Roundups (observer reports)
Roundups (or “gathers” as BLM calls them) are used as the primary means of “population control” by the Bureau of Land Management, or BLM.
A key concept prior to any discussion on “population control” would be a discussion on it’s necessity. This section is not that conversation.
Another key component to discussion on use of any method of population control is genetic diversity. Genetic diversity is a complex subject and will have a section of it’s own added. Yet we feel it important to add a section of a BLM document on genetic diversity, added without edit:
“How does the BLM maintain genetic diversity when wild horse or burro herd size falls below the recommended minimum size?
If a recommended minimum herd size of about 150-200 wild horses (50 effective breeding age animals) cannot be maintained, a number of acceptable options exists to mitigate genetic concerns: maximize the number of breeding age in the herd (age 6-10 years); adjust the sex ratio in favor of males to increase the number of harems and effective breeding males; introduce 1-2 young mares every generation (about every 10 years) from other herds living in similar environments. A significant number of our HMAs are adjacent to other HMAs and interaction/movement occurs between them which allows for the maintenance of genetic diversity as well.”
our note: the above statement can only be accurate if data is available that supports each statement and that statements made adhere to the law. We have some specific issues with the statement above yet it is a good place to begin a discussion on “population control.“
Population control is a phrase used to describe the methods that are utilized by the BLM to achieve what they term as “Appropriate Management Level,” or “AML.”
Removal operations, such as helicopter roundups and bait trapping, are classified as population control methods.
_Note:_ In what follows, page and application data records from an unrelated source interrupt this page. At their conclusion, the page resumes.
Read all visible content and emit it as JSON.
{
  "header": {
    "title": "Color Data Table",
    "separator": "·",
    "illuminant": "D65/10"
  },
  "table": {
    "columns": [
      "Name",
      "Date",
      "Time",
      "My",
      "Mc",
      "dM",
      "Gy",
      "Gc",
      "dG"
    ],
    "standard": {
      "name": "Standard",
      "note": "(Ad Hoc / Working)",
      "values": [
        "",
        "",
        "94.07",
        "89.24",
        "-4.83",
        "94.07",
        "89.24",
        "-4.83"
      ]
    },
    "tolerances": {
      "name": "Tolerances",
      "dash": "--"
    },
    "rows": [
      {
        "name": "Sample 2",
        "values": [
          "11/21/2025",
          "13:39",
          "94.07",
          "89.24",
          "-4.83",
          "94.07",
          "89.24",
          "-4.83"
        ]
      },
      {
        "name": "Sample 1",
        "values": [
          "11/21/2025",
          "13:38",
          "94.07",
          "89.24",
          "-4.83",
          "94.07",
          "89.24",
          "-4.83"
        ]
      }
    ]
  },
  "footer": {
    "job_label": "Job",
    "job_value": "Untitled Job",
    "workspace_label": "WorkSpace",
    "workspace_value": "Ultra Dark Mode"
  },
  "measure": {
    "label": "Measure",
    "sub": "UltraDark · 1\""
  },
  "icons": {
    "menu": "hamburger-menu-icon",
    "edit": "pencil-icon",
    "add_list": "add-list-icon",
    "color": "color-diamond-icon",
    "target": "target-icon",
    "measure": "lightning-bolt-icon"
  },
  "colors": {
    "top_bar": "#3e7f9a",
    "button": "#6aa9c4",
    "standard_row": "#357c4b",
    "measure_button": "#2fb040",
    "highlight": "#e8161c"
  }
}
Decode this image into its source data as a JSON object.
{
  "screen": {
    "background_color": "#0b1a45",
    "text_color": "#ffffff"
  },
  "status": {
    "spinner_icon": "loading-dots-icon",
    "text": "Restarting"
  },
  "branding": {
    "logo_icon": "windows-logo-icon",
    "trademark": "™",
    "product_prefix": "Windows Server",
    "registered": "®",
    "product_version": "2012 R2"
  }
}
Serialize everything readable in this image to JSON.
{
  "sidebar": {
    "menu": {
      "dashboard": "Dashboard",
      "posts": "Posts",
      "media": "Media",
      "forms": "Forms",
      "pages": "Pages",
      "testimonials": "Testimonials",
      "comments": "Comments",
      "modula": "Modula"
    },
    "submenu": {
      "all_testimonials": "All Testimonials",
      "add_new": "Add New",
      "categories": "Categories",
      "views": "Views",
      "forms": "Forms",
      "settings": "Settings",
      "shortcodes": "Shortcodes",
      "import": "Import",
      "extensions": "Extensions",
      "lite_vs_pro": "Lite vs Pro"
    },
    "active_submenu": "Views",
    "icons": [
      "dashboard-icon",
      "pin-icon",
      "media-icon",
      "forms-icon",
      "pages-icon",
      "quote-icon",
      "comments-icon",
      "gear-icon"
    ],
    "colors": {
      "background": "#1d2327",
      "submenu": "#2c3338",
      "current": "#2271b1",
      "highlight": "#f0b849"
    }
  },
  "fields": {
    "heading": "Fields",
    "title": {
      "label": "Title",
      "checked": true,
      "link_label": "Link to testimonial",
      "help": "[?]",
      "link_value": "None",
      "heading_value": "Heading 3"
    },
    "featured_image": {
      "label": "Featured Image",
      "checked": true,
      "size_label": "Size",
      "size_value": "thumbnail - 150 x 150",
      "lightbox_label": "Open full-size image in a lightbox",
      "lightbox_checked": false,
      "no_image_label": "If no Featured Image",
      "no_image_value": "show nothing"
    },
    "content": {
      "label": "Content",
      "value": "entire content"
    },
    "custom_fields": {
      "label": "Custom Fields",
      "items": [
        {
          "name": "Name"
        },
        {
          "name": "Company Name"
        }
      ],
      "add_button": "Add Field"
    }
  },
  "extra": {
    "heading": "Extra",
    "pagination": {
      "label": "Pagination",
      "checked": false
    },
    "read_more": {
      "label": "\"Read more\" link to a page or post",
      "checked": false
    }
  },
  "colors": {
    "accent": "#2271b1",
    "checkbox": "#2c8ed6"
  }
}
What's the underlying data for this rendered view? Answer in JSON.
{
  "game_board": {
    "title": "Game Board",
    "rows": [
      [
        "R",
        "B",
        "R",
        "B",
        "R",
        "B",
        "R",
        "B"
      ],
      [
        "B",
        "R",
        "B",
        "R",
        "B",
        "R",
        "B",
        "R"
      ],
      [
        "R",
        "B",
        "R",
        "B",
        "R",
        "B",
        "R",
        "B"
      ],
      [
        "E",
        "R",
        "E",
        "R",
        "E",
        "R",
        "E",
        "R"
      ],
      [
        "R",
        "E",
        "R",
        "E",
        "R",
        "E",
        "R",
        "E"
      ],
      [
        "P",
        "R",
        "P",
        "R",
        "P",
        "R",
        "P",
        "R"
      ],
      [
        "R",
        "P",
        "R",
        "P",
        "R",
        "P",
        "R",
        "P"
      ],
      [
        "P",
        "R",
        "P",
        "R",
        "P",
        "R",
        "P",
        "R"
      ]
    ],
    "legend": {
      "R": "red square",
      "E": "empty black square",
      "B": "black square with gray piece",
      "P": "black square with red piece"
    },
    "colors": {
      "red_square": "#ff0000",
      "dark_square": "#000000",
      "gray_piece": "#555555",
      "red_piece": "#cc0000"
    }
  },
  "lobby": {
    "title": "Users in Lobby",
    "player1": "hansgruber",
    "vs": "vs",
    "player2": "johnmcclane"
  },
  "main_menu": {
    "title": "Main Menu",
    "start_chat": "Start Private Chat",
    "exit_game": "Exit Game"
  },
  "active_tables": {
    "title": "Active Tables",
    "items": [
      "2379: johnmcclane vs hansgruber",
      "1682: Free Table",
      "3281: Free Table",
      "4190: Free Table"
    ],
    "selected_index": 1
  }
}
Birth control methods, such as PZP, spayvac and gelding, are also classified as population control.
Roundups are a familiar method used by BLM to achieve AML. They are controversial as the agency currently operates without and standard for humane handling.
Congress passed the Wild Free Roaming Horse and Burro Act (WFRH&B) in 1971 as a response to public outrage over the practices of “mustanging.” Mustanging often involved the use of aircraft to run horses to wranglers on the ground where they were roped or corralled. These animals were often left hog-tied in the desert and picked up by “canners” that took the animals off to be processed into fertilizer or chicken feed. Wild horses and burros were being taken unregulated and were literally fast disappearing from the public lands.
Many Americans are astounded that the agency is to protect these animals from “capture, branding, harassment and death.” Yet roundups are engaged by the government that “capture, brand” and do not have a policy in place to minimize risk of “harassment or death” during their own operations.
Public mustanging was curtailed. However many feel that the government simply engages in sanctioned mustanging with the “new profiteers” being those employed through government contracts for removal and warehousing wild horses and burros.
Use the drop down menus (menu bar) to access specific roundup documentation under the “Roundups” tab.